AVAILABLE DATA Start Marker

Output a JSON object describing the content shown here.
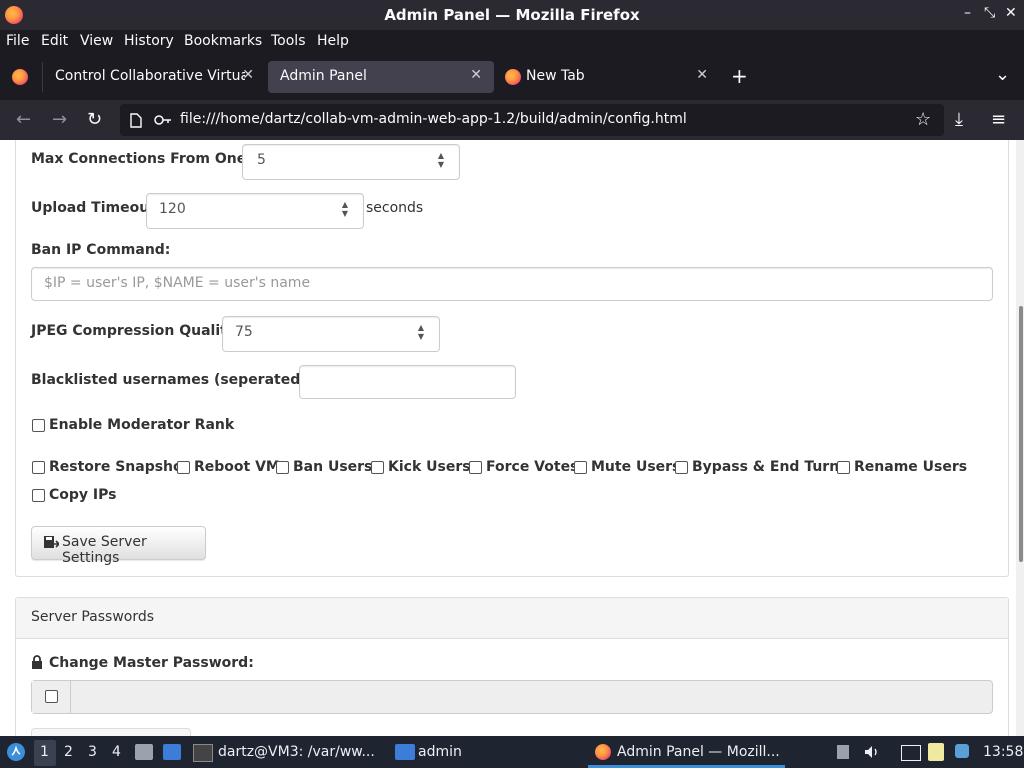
{
  "window": {
    "title": "Admin Panel — Mozilla Firefox",
    "controls": [
      "–",
      "⤡",
      "✕"
    ]
  },
  "menubar": {
    "items": [
      "File",
      "Edit",
      "View",
      "History",
      "Bookmarks",
      "Tools",
      "Help"
    ]
  },
  "tabs": [
    {
      "label": "Control Collaborative Virtual",
      "close": "✕"
    },
    {
      "label": "Admin Panel",
      "close": "✕"
    },
    {
      "label": "New Tab",
      "close": "✕"
    }
  ],
  "tabbar": {
    "new_tab": "+",
    "list_all": "⌄"
  },
  "nav": {
    "back": "←",
    "forward": "→",
    "reload": "↻",
    "url": "file:///home/dartz/collab-vm-admin-web-app-1.2/build/admin/config.html",
    "bookmark": "☆",
    "downloads": "⤓",
    "menu": "≡"
  },
  "form": {
    "max_connections": {
      "label": "Max Connections From One IP:",
      "value": "5"
    },
    "upload_timeout": {
      "label": "Upload Timeout:",
      "value": "120",
      "suffix": "seconds"
    },
    "ban_ip": {
      "label": "Ban IP Command:",
      "placeholder": "$IP = user's IP, $NAME = user's name"
    },
    "jpeg_quality": {
      "label": "JPEG Compression Quality:",
      "value": "75"
    },
    "blacklist": {
      "label": "Blacklisted usernames (seperated by ;):",
      "value": ""
    },
    "enable_mod": {
      "label": "Enable Moderator Rank",
      "checked": false
    },
    "permissions": [
      {
        "label": "Restore Snapshot",
        "checked": false
      },
      {
        "label": "Reboot VM",
        "checked": false
      },
      {
        "label": "Ban Users",
        "checked": false
      },
      {
        "label": "Kick Users",
        "checked": false
      },
      {
        "label": "Force Votes",
        "checked": false
      },
      {
        "label": "Mute Users",
        "checked": false
      },
      {
        "label": "Bypass & End Turns",
        "checked": false
      },
      {
        "label": "Rename Users",
        "checked": false
      },
      {
        "label": "Copy IPs",
        "checked": false
      }
    ],
    "save_button": "Save Server Settings"
  },
  "passwords_panel": {
    "heading": "Server Passwords",
    "master_label": "Change Master Password:",
    "master_value": ""
  },
  "taskbar": {
    "workspaces": [
      "1",
      "2",
      "3",
      "4"
    ],
    "terminal": "dartz@VM3: /var/ww...",
    "folder": "admin",
    "firefox": "Admin Panel — Mozill...",
    "clock": "13:58"
  },
  "colors": {
    "titlebar": "#2b2a33",
    "toolbar": "#1c1b22",
    "active_tab": "#42414d",
    "taskbar": "#1f2530"
  }
}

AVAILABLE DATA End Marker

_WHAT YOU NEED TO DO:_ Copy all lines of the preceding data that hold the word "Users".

_TASK SOLUTION:_
        "label": "Ban Users",
        "label": "Kick Users",
        "label": "Mute Users",
        "label": "Rename Users",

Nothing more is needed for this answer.